The Bulls will start their second round Super Rugby match as strong favourites but the history books show that for them the Force have been a banana skin side for the Pretoria franchise.
The Force have lost their first two matches of this year's edition of the Super Rugby series and will look to finish their tour of South Africa on a high note before they head back Down Under.
"That is the nature of the competition. They've had two losses and they would obviously like to make that right against us," said Bulls captain Pierre Spies.
The three-time champion Bulls would have taken immense confidence from their victory over the Stormers in Pretoria last week.
Spies, however, said that clash was dead and buried and they would focus all their attention on the Force.
The sides are evenly poised in terms of matches won in their last six encounters, with both having bagged three victories.
Bulls coach Frans Ludeke said the Force's run so far in the competition should not be taken at face value and believed the tourists would put up strong resistance.
"Against the Rebels, in that first game, they showed that they were capable, they were threatening to win that game away," Ludeke said.
"There are no weak sides. They have a solid front row, all of them have almost 40 games playing Super Rugby, they also have a strong loose forward combination.

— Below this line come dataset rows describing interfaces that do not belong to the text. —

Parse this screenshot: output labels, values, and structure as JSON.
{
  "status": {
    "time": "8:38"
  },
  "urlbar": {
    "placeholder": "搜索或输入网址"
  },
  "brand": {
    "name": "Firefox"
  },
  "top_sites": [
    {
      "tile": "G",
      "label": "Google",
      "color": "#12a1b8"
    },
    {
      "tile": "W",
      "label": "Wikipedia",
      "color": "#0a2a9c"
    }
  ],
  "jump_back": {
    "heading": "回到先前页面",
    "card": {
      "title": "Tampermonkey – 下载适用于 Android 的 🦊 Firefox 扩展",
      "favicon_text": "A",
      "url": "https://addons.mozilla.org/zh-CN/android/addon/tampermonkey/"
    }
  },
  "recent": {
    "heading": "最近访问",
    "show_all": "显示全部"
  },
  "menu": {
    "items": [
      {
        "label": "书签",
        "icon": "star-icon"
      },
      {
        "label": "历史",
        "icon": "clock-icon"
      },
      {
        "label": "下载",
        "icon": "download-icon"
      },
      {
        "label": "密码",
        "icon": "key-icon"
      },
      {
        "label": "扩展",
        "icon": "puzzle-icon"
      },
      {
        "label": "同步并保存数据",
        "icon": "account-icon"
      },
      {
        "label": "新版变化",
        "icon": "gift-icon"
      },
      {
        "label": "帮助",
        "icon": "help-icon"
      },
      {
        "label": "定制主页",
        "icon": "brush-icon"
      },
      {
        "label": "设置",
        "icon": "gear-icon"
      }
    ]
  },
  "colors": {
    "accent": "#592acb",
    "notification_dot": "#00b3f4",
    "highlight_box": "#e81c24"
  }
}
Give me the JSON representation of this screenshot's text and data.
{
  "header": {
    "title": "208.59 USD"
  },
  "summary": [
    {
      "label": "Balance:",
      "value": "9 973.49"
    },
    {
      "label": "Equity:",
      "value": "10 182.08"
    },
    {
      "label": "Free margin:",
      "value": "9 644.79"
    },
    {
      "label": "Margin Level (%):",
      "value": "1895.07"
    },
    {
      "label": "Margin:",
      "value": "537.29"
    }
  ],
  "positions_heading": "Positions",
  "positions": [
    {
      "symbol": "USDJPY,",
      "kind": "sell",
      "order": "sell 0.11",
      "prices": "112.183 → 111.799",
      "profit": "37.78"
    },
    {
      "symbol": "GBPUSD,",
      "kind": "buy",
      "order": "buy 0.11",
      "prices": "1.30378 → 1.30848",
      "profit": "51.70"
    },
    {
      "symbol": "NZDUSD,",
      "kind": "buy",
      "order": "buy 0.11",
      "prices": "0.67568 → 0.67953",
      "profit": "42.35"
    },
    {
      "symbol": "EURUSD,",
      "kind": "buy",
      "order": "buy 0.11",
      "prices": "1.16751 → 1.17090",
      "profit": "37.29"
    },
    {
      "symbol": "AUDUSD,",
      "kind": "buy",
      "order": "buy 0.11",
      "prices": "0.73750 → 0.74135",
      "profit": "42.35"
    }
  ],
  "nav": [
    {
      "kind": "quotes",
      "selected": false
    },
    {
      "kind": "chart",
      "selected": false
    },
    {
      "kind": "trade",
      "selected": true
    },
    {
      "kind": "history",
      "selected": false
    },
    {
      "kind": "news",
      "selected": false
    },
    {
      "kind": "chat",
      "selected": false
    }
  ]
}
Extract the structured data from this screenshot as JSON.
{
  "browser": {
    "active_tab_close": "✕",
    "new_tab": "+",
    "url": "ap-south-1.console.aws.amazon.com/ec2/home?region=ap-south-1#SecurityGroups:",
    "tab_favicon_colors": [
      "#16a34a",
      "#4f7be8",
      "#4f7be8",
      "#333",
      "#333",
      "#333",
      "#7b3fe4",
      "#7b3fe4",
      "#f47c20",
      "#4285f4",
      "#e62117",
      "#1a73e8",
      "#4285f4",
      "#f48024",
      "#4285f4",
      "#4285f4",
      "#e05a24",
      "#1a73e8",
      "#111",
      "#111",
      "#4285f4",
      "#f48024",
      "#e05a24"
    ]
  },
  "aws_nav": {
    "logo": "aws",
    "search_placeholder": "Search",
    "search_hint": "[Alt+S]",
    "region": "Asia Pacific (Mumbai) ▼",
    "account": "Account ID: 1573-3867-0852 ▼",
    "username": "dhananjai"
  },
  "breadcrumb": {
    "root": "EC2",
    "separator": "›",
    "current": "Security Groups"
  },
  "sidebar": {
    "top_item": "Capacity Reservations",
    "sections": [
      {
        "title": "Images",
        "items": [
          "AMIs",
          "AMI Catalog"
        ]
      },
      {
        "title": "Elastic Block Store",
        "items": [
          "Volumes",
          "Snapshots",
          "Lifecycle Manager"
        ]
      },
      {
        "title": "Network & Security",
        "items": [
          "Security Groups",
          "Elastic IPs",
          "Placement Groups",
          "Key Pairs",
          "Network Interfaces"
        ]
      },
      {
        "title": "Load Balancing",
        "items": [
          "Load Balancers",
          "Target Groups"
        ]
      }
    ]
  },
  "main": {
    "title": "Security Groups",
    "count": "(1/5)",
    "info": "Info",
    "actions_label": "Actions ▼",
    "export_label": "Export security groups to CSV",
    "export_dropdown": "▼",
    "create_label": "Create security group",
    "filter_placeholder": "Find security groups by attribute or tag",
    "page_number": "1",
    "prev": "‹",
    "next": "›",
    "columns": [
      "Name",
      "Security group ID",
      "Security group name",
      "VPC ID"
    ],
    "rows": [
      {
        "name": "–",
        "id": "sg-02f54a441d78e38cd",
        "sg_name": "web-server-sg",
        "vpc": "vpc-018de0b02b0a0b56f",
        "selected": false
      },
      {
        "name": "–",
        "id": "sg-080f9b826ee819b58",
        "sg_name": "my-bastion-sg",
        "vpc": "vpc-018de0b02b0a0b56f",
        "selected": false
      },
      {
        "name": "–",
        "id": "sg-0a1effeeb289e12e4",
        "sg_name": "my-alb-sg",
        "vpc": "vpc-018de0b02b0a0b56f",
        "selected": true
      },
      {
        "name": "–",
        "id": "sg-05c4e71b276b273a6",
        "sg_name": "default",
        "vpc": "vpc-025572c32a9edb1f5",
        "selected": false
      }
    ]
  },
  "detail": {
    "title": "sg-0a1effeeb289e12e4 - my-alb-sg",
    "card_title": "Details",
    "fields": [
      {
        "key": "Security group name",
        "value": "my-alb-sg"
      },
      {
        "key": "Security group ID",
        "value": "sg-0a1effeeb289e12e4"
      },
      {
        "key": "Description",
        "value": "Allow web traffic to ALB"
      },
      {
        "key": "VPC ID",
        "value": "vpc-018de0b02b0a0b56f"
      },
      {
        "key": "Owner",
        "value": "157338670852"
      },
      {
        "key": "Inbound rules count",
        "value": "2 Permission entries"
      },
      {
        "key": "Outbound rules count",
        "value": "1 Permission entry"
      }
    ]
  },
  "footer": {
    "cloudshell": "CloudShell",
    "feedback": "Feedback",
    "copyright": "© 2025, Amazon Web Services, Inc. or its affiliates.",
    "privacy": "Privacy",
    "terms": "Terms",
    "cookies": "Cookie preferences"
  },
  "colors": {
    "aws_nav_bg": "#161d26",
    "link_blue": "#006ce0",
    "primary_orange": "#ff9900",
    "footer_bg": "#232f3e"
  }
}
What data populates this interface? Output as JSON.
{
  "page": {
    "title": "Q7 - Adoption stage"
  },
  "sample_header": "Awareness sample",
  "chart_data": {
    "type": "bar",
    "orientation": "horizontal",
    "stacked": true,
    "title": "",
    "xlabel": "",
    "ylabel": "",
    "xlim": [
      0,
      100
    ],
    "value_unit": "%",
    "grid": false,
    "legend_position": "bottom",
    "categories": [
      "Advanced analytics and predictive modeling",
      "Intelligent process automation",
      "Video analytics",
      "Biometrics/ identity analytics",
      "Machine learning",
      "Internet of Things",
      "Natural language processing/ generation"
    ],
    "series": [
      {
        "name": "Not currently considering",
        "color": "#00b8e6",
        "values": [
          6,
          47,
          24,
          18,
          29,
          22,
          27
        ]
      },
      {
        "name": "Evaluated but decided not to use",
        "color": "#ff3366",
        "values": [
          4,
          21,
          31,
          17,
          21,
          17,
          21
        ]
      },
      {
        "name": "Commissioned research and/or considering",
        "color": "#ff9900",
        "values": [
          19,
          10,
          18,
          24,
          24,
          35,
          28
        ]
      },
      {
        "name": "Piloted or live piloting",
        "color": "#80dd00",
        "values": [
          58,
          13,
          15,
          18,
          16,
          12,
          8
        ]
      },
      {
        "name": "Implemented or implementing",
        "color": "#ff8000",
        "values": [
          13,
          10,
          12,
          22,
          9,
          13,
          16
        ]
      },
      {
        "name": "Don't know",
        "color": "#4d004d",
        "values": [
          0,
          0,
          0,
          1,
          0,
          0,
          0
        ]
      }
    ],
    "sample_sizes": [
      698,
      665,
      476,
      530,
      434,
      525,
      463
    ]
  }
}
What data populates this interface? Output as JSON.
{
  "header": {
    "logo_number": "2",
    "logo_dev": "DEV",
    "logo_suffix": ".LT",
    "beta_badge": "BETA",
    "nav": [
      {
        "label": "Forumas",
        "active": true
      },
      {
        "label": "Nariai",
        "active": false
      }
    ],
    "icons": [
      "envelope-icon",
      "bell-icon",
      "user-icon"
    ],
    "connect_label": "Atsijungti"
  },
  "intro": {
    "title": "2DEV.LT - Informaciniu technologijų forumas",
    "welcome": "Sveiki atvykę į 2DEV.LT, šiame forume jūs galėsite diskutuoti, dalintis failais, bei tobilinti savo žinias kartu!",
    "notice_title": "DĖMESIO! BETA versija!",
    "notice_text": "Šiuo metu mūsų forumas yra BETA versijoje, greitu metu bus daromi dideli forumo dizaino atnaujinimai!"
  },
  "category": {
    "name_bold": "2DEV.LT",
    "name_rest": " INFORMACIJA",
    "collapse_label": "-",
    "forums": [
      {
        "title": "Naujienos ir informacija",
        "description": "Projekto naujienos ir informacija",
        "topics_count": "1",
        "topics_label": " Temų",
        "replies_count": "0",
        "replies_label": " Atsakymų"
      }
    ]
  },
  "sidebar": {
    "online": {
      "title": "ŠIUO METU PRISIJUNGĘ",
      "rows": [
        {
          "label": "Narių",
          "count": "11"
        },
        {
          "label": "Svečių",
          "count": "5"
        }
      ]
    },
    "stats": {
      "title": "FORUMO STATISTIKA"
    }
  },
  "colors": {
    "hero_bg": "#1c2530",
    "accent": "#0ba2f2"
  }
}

"As soon as their backs get front-foot ball and broken-field opportunities they can score and they keep the ball for long phases."
The Bulls nonetheless showed against the Stormers that they should be considered early favourites in the competition and it is unlikely that the visitors will upset the apple cart.
While the Pretoria franchise have suffered injury blows to key personnel, their replacements are a good indication of their wealth of depth.
The Bulls will be looking to beat the Force convincingly ahead of their departure for New Zealand for their first match on tour against the Blues next week.
Ludeke said the game against the Australians would test his charges against the style of rugby they expected to encounter in Australasia.
"We know we are in for a tough battle and they play a different shape to what we are used to, compared to the South African style," the Bulls mentor said.
"That is the challenge -- we can test ourselves against a totally different style, a team that keeps the ball and attacks from deep in their half, but with solid set-pieces and a good pack of forwards."